EXERCISE DIRECTIONS
What lines below include the word "this"? Copy each one.

============

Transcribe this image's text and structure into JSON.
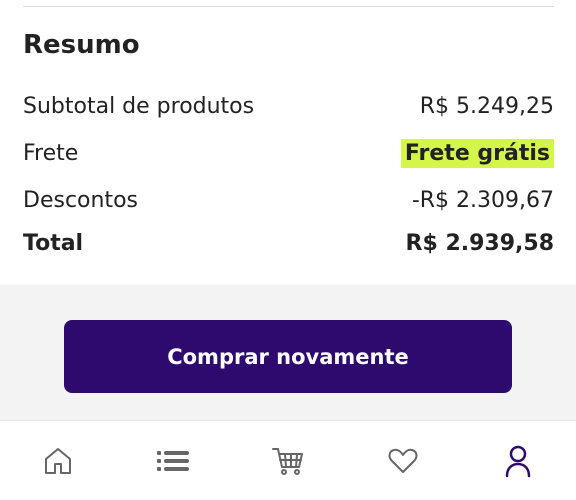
{
  "summary": {
    "title": "Resumo",
    "rows": [
      {
        "label": "Subtotal de produtos",
        "value": "R$ 5.249,25"
      },
      {
        "label": "Frete",
        "value": "Frete grátis"
      },
      {
        "label": "Descontos",
        "value": "-R$ 2.309,67"
      },
      {
        "label": "Total",
        "value": "R$ 2.939,58"
      }
    ]
  },
  "actions": {
    "buy_again_label": "Comprar novamente"
  },
  "nav": {
    "items": [
      {
        "icon": "home-icon",
        "active": false
      },
      {
        "icon": "list-icon",
        "active": false
      },
      {
        "icon": "cart-icon",
        "active": false
      },
      {
        "icon": "heart-icon",
        "active": false
      },
      {
        "icon": "account-icon",
        "active": true
      }
    ]
  },
  "colors": {
    "primary": "#2f0a6e",
    "highlight": "#d4f54a",
    "discount": "#8bb81f",
    "icon_inactive": "#666666",
    "icon_active": "#2f0a6e"
  }
}
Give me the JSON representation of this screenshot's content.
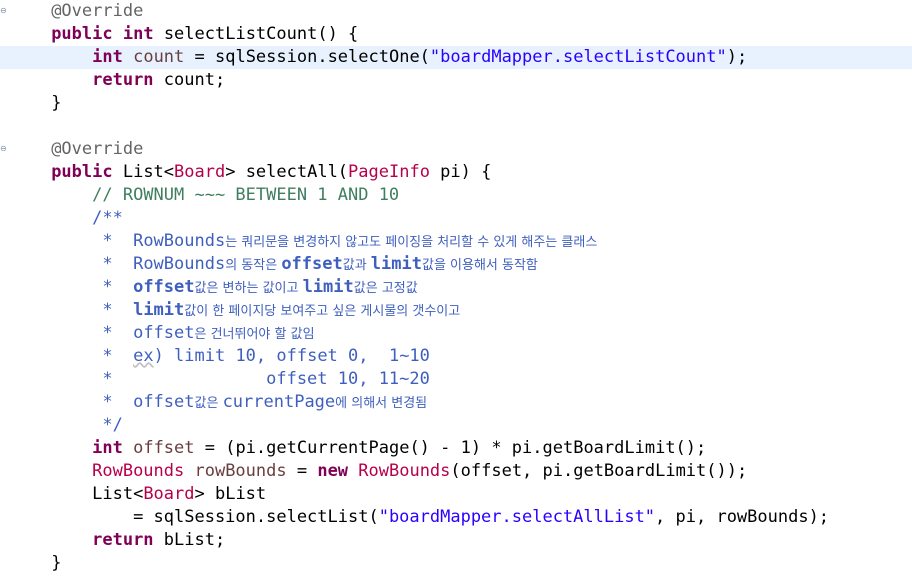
{
  "editor": {
    "method1": {
      "annotation": "@Override",
      "kw_public": "public",
      "kw_int": "int",
      "name": " selectListCount() {",
      "body_line1": {
        "kw": "int",
        "var": "count",
        "eq": " = sqlSession.selectOne(",
        "str": "\"boardMapper.selectListCount\"",
        "end": ");"
      },
      "body_line2": {
        "kw": "return",
        "rest": " count;"
      },
      "close": "}"
    },
    "method2": {
      "annotation": "@Override",
      "kw_public": "public",
      "sig_list": " List<",
      "sig_board": "Board",
      "sig_mid": "> selectAll(",
      "sig_pageinfo": "PageInfo",
      "sig_pi": " pi) {",
      "line_comment": "// ROWNUM ~~~ BETWEEN 1 AND 10",
      "doc_open": "/**",
      "doc_lines": [
        {
          "star": " *  ",
          "a": "RowBounds",
          "b": "는 쿼리문을 변경하지 않고도 페이징을 처리할 수 있게 해주는 클래스"
        },
        {
          "star": " *  ",
          "a": "RowBounds",
          "b": "의 동작은 ",
          "c": "offset",
          "d": "값과 ",
          "e": "limit",
          "f": "값을 이용해서 동작함"
        },
        {
          "star": " *  ",
          "a": "offset",
          "b": "값은 변하는 값이고 ",
          "c": "limit",
          "d": "값은 고정값"
        },
        {
          "star": " *  ",
          "a": "limit",
          "b": "값이 한 페이지당 보여주고 싶은 게시물의 갯수이고"
        },
        {
          "star": " *  ",
          "a": "offset",
          "b": "은 건너뛰어야 할 값임"
        }
      ],
      "doc_ex_star": " *  ",
      "doc_ex_word": "ex",
      "doc_ex_rest": ") limit 10, offset 0,  1~10",
      "doc_ex2": " *               offset 10, 11~20",
      "doc_last": {
        "star": " *  ",
        "a": "offset",
        "b": "값은 ",
        "c": "currentPage",
        "d": "에 의해서 변경됨"
      },
      "doc_close": " */",
      "offset_line": {
        "kw": "int",
        "var": "offset",
        "rest": " = (pi.getCurrentPage() - 1) * pi.getBoardLimit();"
      },
      "rb_line": {
        "type1": "RowBounds",
        "var": " rowBounds",
        "eq": " = ",
        "kw": "new",
        "type2": " RowBounds",
        "rest": "(offset, pi.getBoardLimit());"
      },
      "blist_line": {
        "a": "List<",
        "type": "Board",
        "b": "> bList"
      },
      "select_line": {
        "a": "= sqlSession.selectList(",
        "str": "\"boardMapper.selectAllList\"",
        "b": ", pi, rowBounds);"
      },
      "return_line": {
        "kw": "return",
        "rest": " bList;"
      },
      "close": "}"
    }
  }
}
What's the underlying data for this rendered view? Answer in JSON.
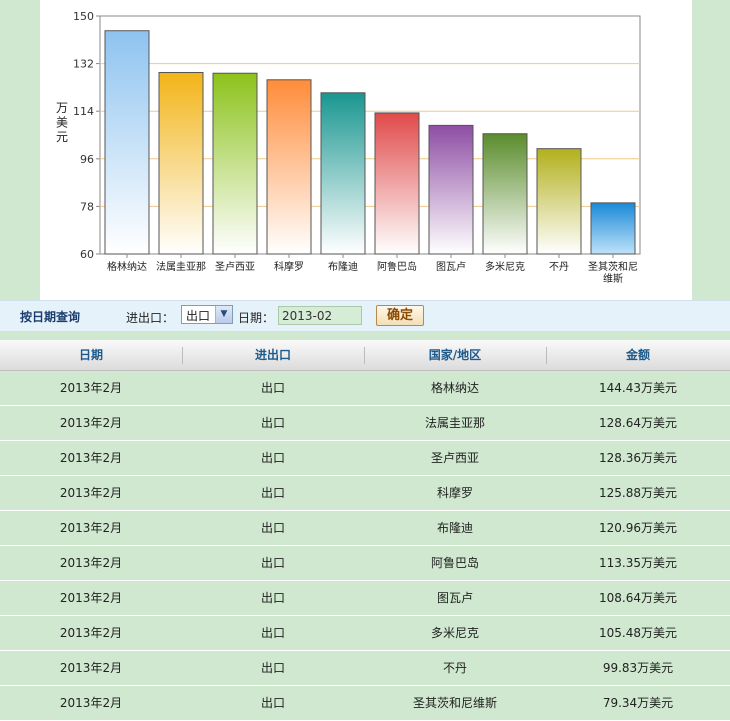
{
  "colors": {
    "bars": [
      "#8ec3f0",
      "#f2b418",
      "#8cc21c",
      "#ff8c3a",
      "#1a9690",
      "#e04a4a",
      "#8e4ea4",
      "#5a8c2c",
      "#b2b01c",
      "#1a8ad8"
    ]
  },
  "chart_data": {
    "type": "bar",
    "ylabel": "万美元",
    "ylim": [
      60,
      150
    ],
    "yticks": [
      60,
      78,
      96,
      114,
      132,
      150
    ],
    "grid": true,
    "categories": [
      "格林纳达",
      "法属圭亚那",
      "圣卢西亚",
      "科摩罗",
      "布隆迪",
      "阿鲁巴岛",
      "图瓦卢",
      "多米尼克",
      "不丹",
      "圣其茨和尼维斯"
    ],
    "values": [
      144.43,
      128.64,
      128.36,
      125.88,
      120.96,
      113.35,
      108.64,
      105.48,
      99.83,
      79.34
    ]
  },
  "query": {
    "title": "按日期查询",
    "io_label": "进出口：",
    "io_selected": "出口",
    "date_label": "日期：",
    "date_value": "2013-02",
    "confirm_label": "确定"
  },
  "table": {
    "headers": [
      "日期",
      "进出口",
      "国家/地区",
      "金额"
    ],
    "rows": [
      [
        "2013年2月",
        "出口",
        "格林纳达",
        "144.43万美元"
      ],
      [
        "2013年2月",
        "出口",
        "法属圭亚那",
        "128.64万美元"
      ],
      [
        "2013年2月",
        "出口",
        "圣卢西亚",
        "128.36万美元"
      ],
      [
        "2013年2月",
        "出口",
        "科摩罗",
        "125.88万美元"
      ],
      [
        "2013年2月",
        "出口",
        "布隆迪",
        "120.96万美元"
      ],
      [
        "2013年2月",
        "出口",
        "阿鲁巴岛",
        "113.35万美元"
      ],
      [
        "2013年2月",
        "出口",
        "图瓦卢",
        "108.64万美元"
      ],
      [
        "2013年2月",
        "出口",
        "多米尼克",
        "105.48万美元"
      ],
      [
        "2013年2月",
        "出口",
        "不丹",
        "99.83万美元"
      ],
      [
        "2013年2月",
        "出口",
        "圣其茨和尼维斯",
        "79.34万美元"
      ]
    ]
  }
}
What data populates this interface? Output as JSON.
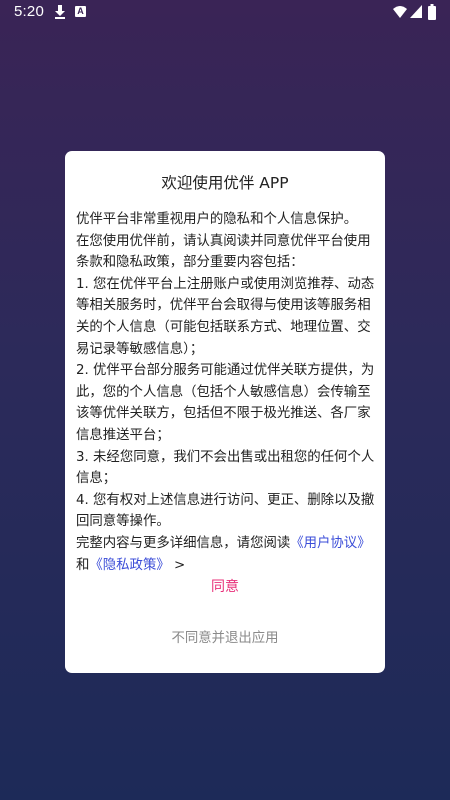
{
  "status_bar": {
    "time": "5:20",
    "icons": [
      "download-icon",
      "a-icon",
      "wifi-icon",
      "signal-icon",
      "battery-icon"
    ],
    "a_icon_glyph": "A"
  },
  "dialog": {
    "title": "欢迎使用优伴 APP",
    "intro_1": "优伴平台非常重视用户的隐私和个人信息保护。",
    "intro_2": "在您使用优伴前，请认真阅读并同意优伴平台使用条款和隐私政策，部分重要内容包括：",
    "item_1": "1. 您在优伴平台上注册账户或使用浏览推荐、动态等相关服务时，优伴平台会取得与使用该等服务相关的个人信息（可能包括联系方式、地理位置、交易记录等敏感信息）；",
    "item_2": "2. 优伴平台部分服务可能通过优伴关联方提供，为此，您的个人信息（包括个人敏感信息）会传输至该等优伴关联方，包括但不限于极光推送、各厂家信息推送平台；",
    "item_3": "3. 未经您同意，我们不会出售或出租您的任何个人信息；",
    "item_4": "4. 您有权对上述信息进行访问、更正、删除以及撤回同意等操作。",
    "footer_prefix": "完整内容与更多详细信息，请您阅读",
    "user_agreement_link": "《用户协议》",
    "footer_and": "和",
    "privacy_policy_link": "《隐私政策》",
    "footer_suffix": " >",
    "agree_label": "同意",
    "disagree_label": "不同意并退出应用"
  },
  "colors": {
    "background_top": "#3a2456",
    "background_bottom": "#1d2a58",
    "link": "#3b4dd8",
    "agree": "#e8307a",
    "disagree": "#8a8a8a"
  }
}
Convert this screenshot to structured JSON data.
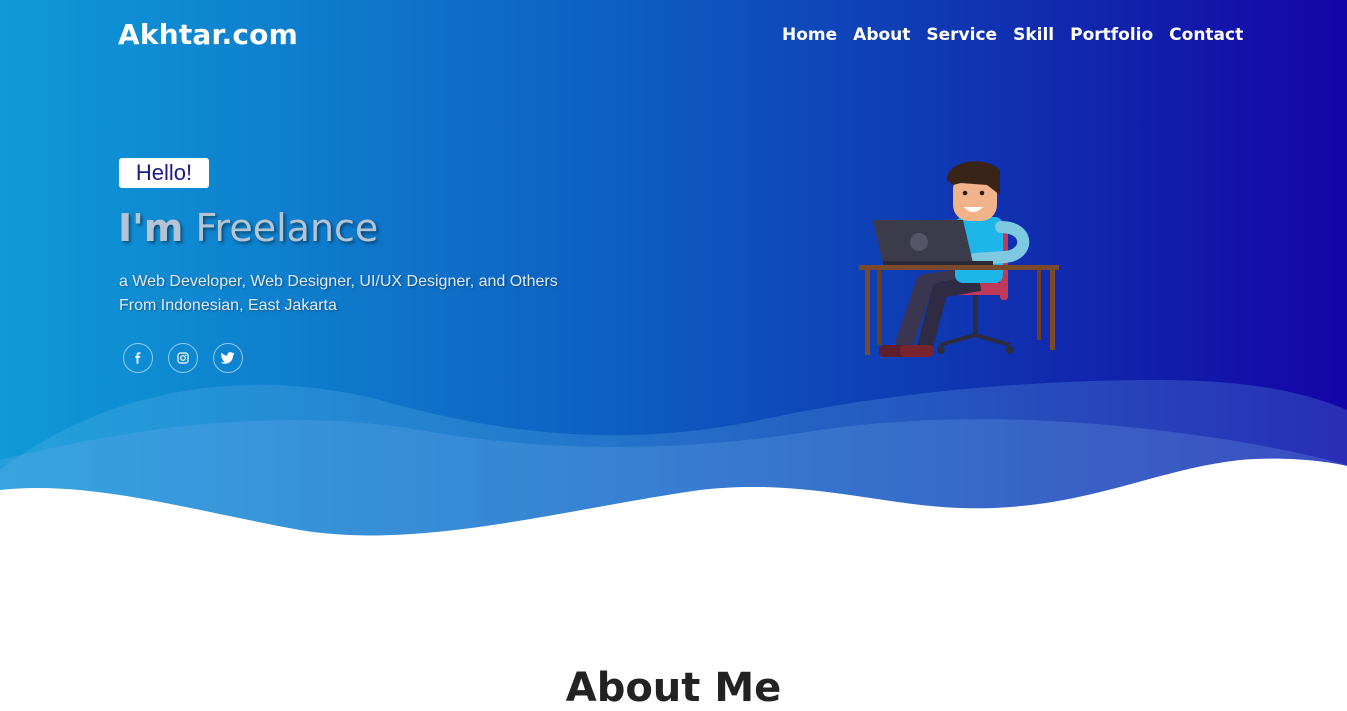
{
  "brand": "Akhtar.com",
  "nav": [
    "Home",
    "About",
    "Service",
    "Skill",
    "Portfolio",
    "Contact"
  ],
  "hero": {
    "badge": "Hello!",
    "headline_strong": "I'm",
    "headline_rest": "Freelance",
    "description": [
      "a Web Developer, Web Designer, UI/UX Designer, and Others",
      "From Indonesian, East Jakarta"
    ],
    "socials": [
      "facebook-icon",
      "instagram-icon",
      "twitter-icon"
    ],
    "illustration": "developer-at-desk-illustration"
  },
  "about": {
    "title": "About Me"
  },
  "colors": {
    "gradient_start": "#0f9ad8",
    "gradient_end": "#1405a6",
    "badge_text": "#1a1a8c",
    "white": "#ffffff"
  }
}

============

OUTPUT BELOW
Transcribe this image's text and structure into JSON.
Give me the JSON representation of this screenshot's content.
What's the underlying data for this rendered view? Answer in JSON.
What data populates this interface? Output as JSON.
Convert this screenshot to structured JSON data.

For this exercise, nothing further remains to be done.